Bacon("MyCore", boundary=80, acc.mean=c(10,50))

Going across a boundary or hiatus, Bacon will lose its memory so the accumulation rates above the boundary/hiatus will not be informed by accumulation rates below it.

Should I use the mean ages or the median ages?

Bacon provides age estimates for each and any core depth, and this can be reduced to a 95% range, or a mean or median value. However, just using the mean or median ignores the often considerable chronological uncertainties of the age estimates. Why not use all age-model information instead and plot your data using the proxy.ghost function?

As outlined above, you can also assess age estimates of any core depth after the run, for example for 23.45cm:

depth23.45 <- Bacon.Age.d(23.45)
quantile(depth23.45, probs=c(.025, .975))

You can also calculate how much time has passed between two or more depths:

depth23.45 <- Bacon.Age.d(23.45)
depth12.34 <- Bacon.Age.d(12.34)
passed <- depth23.45 - depth12.34
quantile(passed, probs=c(.025, .975))

Should I use Bayesian age-models only for cores with many dates?

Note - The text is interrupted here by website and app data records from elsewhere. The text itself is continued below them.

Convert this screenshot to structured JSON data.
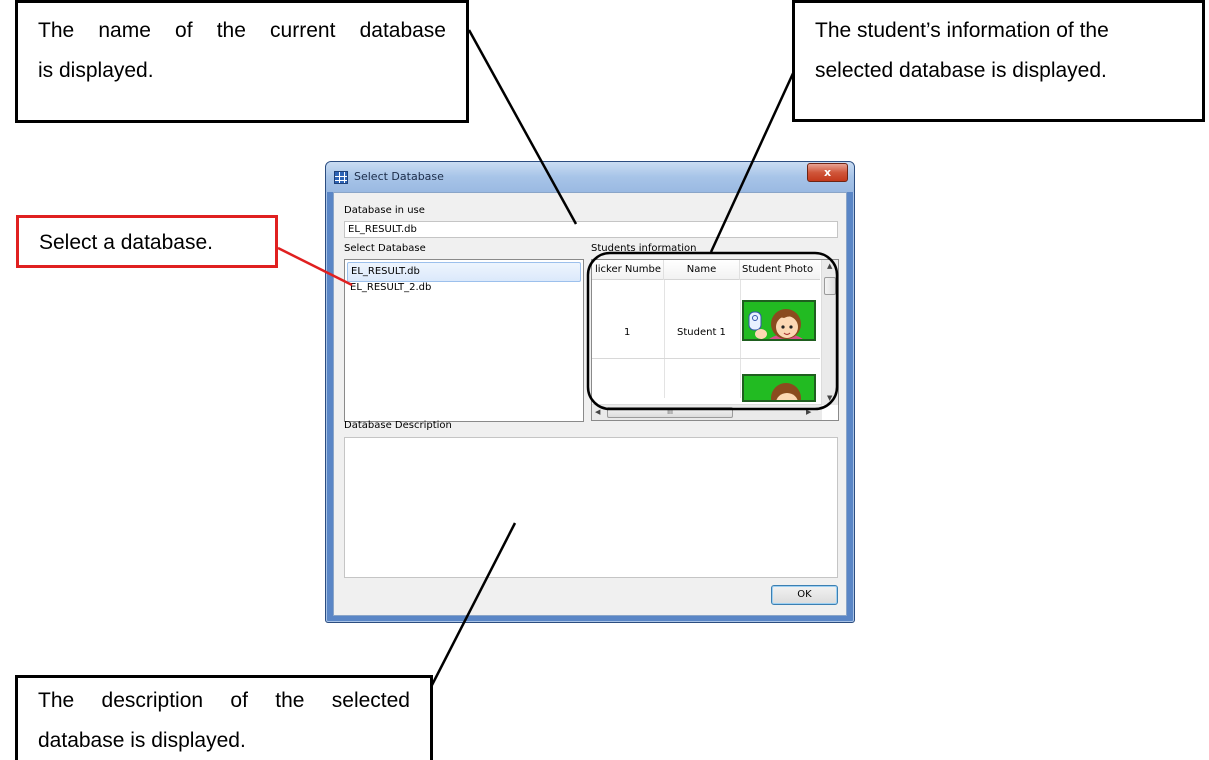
{
  "callouts": {
    "top_left": [
      "The name of the current database",
      "is displayed."
    ],
    "top_right": [
      "The student’s information of the",
      "selected database is displayed."
    ],
    "select": "Select a database.",
    "bottom": [
      "The description of the selected",
      "database is displayed."
    ]
  },
  "dialog": {
    "title": "Select Database",
    "close_symbol": "x",
    "database_in_use_label": "Database in use",
    "database_in_use_value": "EL_RESULT.db",
    "select_database_label": "Select Database",
    "databases": [
      "EL_RESULT.db",
      "EL_RESULT_2.db"
    ],
    "students_information_label": "Students information",
    "grid": {
      "headers": [
        "licker Numbe",
        "Name",
        "Student Photo"
      ],
      "rows": [
        {
          "number": "1",
          "name": "Student 1"
        }
      ]
    },
    "scroll_glyph": "III",
    "description_label": "Database Description",
    "ok_label": "OK"
  },
  "colors": {
    "callout_border": "#000000",
    "select_callout_border": "#e02020",
    "photo_background": "#22bb22"
  }
}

Bayesian age-models can deal with an impressive range of dating density and quality10, and work very well also for cores dated with only few dates. In fact, with few dates, the model choice becomes even more important, so a Bayesian age-model would be preferable also for low-resolution dated cores.

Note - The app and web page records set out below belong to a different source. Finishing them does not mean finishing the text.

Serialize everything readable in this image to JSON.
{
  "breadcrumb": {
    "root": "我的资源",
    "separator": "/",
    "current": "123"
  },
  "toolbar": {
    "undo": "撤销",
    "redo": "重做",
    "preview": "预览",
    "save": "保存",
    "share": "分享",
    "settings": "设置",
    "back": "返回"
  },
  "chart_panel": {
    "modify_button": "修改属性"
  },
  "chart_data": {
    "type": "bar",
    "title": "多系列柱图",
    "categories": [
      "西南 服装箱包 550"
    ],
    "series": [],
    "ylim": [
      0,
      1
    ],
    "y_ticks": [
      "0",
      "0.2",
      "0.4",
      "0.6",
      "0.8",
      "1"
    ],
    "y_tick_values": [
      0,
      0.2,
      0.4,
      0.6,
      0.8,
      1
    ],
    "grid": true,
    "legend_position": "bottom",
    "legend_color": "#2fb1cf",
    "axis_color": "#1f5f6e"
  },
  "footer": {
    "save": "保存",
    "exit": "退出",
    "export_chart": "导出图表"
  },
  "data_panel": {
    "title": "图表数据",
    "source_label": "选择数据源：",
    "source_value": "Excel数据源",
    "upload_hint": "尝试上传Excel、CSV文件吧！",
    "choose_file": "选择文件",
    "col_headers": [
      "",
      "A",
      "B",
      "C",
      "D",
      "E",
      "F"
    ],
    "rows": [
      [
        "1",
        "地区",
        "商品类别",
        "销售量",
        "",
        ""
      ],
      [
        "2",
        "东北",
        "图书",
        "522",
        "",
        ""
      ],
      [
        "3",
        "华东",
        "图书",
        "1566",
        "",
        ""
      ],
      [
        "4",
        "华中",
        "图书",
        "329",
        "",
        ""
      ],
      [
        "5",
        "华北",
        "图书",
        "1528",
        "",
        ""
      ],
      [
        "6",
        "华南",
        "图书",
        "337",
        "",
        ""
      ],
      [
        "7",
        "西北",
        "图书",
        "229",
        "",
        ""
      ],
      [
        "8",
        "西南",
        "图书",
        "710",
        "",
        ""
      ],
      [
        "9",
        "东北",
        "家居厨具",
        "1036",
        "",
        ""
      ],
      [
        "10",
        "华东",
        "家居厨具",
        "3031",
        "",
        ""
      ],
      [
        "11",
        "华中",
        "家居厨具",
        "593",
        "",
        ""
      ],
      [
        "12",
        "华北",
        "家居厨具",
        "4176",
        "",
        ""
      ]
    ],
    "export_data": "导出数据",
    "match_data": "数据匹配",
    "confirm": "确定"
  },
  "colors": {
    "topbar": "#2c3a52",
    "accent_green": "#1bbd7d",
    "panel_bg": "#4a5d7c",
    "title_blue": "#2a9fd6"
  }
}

What are those blue blobs and what are they doing on the depth scale?

Those are the age distributions of the dated depths. They lie on the calendar axis, and their probabilities for each year are expressed on the depth scale (imagine an invisible additional axis for each individual date). Each date has the same plotted area by default, so very precise dates will peak much higher (on the depth axis) than less precise dates.

What indicates a good age-depth model?

First of all, check that the MCMC run (top-left panel) looks stable, like white noise with no major structure where iterations seem ‘stuck’. Ensure that there is no burn-in remaining. If the MCMC looks bad, try a longer run by specifying a different value for ssize (default 4000). You can always run the scissors or thinner commands to trim the MCMC run to something nice and manageable after the run.

Second, check that the posteriors (grey distributions) for the accumulation rate and memory (and if inferred, the hiatus) either overlap with the priors (green curves; then not much new has been learned), or whether the posterior has learned from marrying the priors with the data.

Finally, check that the age-depth model itself looks reasonable given the information you have about the site. Is the fit with the dates OK, do any bends make sense, do any outlying dates make sense, does the greyscale uncertainty estimate look OK? Here some degree of user expertise is required.

<- previous [post-run analysis]

  1. Blaauw, M., Christen, J.A., Bennett, K.D., Reimer, P.J., 2018. Double the dates and go for Bayes – impacts of model choice, dating density and quality on chronologies. Quaternary Science Reviews 188, 58-66↩︎

  2. Blaauw, M., Christen, J.A., 2011. Flexible paleoclimate age-depth models using an autoregressive gamma process. Bayesian Analysis 6, 457-474↩︎

  3. Reimer, P. et al., 2020. The IntCal20 northern hemisphere radiocarbon age calibration curve (0–55 cal kBP). Radiocarbon 62, 725-757↩︎

  4. cran.r-project.org/package=rbacon↩︎

  5. www.r-project.org/↩︎

  6. Reimer, P. et al., 2020. The IntCal20 northern hemisphere radiocarbon age calibration curve (0–55 cal kBP). Radiocarbon 62, 725-757↩︎

  7. Heaton, T. et al. 2020. Marine20 — the marine radiocarbon age calibration curve (0–55,000 cal BP). Radiocarbon 62, 779-820↩︎

  8. Hogg, A. et al. 2020. SHCal20 southern hemisphere calibration, 0–55,000 years cal BP. Radiocarbon 62 759-778↩︎

  9. Aquino-Lopez, M.A., Blaauw, M., Christen, J.A., Sanderson, N., 2018. Bayesian analysis of 210Pb dating. Journal of Agricultural, Biological, and Environmental Statistics 23, 317-333↩︎

  10. Blaauw, M., Christen, J.A., Bennett, K.D., Reimer, P.J., 2018. Double the dates and go for Bayes – impacts of model choice, dating density and quality on chronologies. Quaternary Science Reviews 188, 58-66↩︎